Digital Silk Road
Likewise, to solve the trade imbalance under the DSR, the stress on digital inclusion has proven significant. This is because the pandemic-induced lockdown changed consumer behavior, and social distancing measures led to an expansion of e-commerce transactions. According to the McKinsey & Company COVID-19 Consumer Pulse Survey, users of the online grocery channel increased as much as 60 percent in the U.S. Some 20 to 40 percent of consumers in India, Japan, South Korea, the UK and Africa countries order food online for pick-up at grocery stores for the first time. In addition, 50 to 80 percent of new e-commerce consumers in these nations have indicated they will continue using these channels after COVID-19. McKinsey & Company added cumulative digital adoption to levels seen in developed markets could bolster GDP growth by 1 percent, and technology transformations could add $2.8 trillion to any economy that expands its digital adoption by 2040.
China has been taking measures to deepen Silk Road e-commerce cooperation with 22 partner nations. Chinese e-commerce enterprises are expanding to BRI-participating nations and using e-commerce to bolster trade of each other’s quality and specialty products, which in turn could also solve the trade deficit issue in China-Africa cooperation.
The launch ceremony of FOCAC African Products Online Promoting Season and the World’s Specialty (an African special event), both online and offline, was held on September 6, 2021. The event is important for promoting the China-Africa Partnership Plan on Digital Innovation, in order to deepen Sino-African e-commerce and trade cooperation in the wake of the pandemic. E-commerce is not only helping the Chinese and African economies to move toward digitalization, but also increasing consumption in Africa and China and enabling African manufacturers to tap the Chinese market. Also, it allows Chinese consumers to buy African goods at a better price and boost African exports to China for nations like Angola and Gabon, which sell more than one-quarter of their total national exports to China.

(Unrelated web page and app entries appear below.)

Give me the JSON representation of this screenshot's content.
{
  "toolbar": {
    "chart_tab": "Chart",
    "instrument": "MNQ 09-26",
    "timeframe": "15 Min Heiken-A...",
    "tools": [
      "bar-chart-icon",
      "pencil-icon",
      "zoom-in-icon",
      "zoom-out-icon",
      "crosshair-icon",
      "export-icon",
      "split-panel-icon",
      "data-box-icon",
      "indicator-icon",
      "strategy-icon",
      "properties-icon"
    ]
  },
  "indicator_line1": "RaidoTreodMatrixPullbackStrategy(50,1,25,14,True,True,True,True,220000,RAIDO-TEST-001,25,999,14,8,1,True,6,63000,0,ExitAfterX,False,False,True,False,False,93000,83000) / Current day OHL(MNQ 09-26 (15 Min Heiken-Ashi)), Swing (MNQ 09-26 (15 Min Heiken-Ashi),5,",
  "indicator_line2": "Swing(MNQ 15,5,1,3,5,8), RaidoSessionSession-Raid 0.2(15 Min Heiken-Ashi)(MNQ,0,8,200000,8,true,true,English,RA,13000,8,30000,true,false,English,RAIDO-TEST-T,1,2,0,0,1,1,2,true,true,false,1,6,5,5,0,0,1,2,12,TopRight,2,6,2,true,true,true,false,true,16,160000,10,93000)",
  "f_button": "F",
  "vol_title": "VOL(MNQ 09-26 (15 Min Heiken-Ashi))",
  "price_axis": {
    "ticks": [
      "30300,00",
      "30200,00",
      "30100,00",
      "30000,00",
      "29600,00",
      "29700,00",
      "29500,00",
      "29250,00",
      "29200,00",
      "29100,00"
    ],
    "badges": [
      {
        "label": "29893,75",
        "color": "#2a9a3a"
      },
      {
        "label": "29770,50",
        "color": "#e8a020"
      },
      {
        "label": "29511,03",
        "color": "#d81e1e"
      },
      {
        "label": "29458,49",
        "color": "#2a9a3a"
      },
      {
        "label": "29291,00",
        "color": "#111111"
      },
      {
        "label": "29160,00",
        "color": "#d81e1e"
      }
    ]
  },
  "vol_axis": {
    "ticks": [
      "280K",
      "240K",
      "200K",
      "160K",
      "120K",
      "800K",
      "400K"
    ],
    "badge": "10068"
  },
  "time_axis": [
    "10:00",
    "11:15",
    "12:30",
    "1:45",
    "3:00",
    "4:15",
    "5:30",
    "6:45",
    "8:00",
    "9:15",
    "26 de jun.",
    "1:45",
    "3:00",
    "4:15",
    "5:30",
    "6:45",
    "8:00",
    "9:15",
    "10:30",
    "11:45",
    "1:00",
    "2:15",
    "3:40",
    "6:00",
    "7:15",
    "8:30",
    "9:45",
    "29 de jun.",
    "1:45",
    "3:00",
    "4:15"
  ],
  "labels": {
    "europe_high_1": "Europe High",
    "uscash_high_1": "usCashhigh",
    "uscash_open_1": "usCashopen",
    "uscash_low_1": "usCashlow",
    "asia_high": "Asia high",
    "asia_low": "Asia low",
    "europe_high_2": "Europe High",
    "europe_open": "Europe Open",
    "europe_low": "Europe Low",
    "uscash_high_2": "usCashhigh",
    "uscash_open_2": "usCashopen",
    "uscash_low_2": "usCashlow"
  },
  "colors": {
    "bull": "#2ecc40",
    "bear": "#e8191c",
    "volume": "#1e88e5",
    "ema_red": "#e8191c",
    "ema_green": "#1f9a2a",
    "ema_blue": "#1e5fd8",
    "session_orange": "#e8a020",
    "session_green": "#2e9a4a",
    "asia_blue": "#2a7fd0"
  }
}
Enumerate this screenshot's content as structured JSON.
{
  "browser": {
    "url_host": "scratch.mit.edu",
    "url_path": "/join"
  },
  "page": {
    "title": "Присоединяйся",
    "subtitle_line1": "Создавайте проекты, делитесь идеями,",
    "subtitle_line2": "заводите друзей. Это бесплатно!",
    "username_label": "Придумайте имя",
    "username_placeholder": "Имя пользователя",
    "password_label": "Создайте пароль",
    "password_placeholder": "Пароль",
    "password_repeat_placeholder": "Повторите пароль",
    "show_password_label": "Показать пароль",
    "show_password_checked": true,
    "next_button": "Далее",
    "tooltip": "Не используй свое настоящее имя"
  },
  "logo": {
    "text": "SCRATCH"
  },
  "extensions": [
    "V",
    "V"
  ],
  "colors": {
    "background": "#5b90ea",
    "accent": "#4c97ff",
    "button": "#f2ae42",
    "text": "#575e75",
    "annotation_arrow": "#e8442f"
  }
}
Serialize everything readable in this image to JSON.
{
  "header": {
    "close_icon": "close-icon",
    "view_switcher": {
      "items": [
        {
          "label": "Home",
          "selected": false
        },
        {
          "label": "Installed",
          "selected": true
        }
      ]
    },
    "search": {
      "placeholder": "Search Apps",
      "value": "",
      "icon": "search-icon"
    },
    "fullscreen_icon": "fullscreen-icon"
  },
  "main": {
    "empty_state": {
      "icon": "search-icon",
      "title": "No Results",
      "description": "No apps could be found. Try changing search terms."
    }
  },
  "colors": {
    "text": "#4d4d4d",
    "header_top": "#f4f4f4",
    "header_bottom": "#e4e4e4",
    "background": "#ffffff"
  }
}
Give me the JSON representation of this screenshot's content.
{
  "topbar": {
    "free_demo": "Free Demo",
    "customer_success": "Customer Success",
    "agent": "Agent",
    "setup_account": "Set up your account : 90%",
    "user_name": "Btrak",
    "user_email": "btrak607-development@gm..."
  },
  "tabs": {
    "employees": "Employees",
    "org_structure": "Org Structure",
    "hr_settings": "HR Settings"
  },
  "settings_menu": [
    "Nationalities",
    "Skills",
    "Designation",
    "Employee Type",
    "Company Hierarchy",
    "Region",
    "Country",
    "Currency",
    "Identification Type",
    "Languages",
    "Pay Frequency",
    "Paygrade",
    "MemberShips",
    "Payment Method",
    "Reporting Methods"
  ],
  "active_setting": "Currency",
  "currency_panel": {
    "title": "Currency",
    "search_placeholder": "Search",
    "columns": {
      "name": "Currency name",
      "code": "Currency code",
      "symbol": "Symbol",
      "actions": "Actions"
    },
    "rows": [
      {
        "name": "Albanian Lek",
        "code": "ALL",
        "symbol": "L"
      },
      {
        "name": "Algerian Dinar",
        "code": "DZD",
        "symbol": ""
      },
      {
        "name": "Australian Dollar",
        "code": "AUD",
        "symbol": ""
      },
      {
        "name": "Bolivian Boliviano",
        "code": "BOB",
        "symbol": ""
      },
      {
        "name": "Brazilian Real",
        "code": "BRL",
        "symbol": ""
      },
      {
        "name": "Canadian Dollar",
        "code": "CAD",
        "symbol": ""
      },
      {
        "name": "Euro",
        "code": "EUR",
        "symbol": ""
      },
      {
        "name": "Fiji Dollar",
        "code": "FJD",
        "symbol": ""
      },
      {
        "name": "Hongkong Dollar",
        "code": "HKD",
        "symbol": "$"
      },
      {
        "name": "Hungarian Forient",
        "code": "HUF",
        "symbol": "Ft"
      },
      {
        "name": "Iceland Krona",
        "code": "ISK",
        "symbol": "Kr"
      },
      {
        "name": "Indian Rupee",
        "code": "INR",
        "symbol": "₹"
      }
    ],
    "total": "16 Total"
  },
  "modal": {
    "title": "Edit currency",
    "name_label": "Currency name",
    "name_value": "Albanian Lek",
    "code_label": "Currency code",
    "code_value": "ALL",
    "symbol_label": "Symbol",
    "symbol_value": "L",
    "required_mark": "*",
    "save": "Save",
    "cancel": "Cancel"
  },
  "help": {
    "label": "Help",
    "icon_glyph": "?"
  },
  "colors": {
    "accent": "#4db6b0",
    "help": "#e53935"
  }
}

The move to promote African exports to China is partially motivated by the Chinese desire to balance trade with Africa. At the press conference before the opening of the Eighth FOCAC Ministerial Conference, the Chinese Ministry of Commerce portrayed China-Africa trade as “mostly balanced” in the past two decades, with $1.2 trillion in imports from Africa and $1.27 trillion in exports to Africa.
In 2019, China’s trade surplus with Africa was $17.7 billion ($113.2 billion exports and $95.5 billion imports). In 2020, the imbalance grew 243 percent to $41.5 billion, with $114.2 billion Chinese exports and $72.7 billion Chinese imports. The worry about the trade imbalance is why trade promotion occupies a high priority in China’s action plans for the next three years. And China is ready to beef up the efforts with faster inspection and quarantine procedures, and zero-tariff treatment to more products.
But to make the efforts successful, African nations have to do their part. However, most African nations have not developed strategies to attract Chinese investment. A good instance would be the tourism campaigns African nations run in China – they are not different from the ones in Europe. The same can be done for African exports. Therefore, to solve the trade imbalance that will help the continent cope with the pandemic, African nations need to have a real strategy for engaging with China. They have to prioritize what the continent wants to get out of Africa-China cooperation in order to attain the vision of Agenda 2063 – “the Africa we want.”
The author is executive director of the Center for Nigerian Studies, Institute of African Studies, Zhejiang Normal University.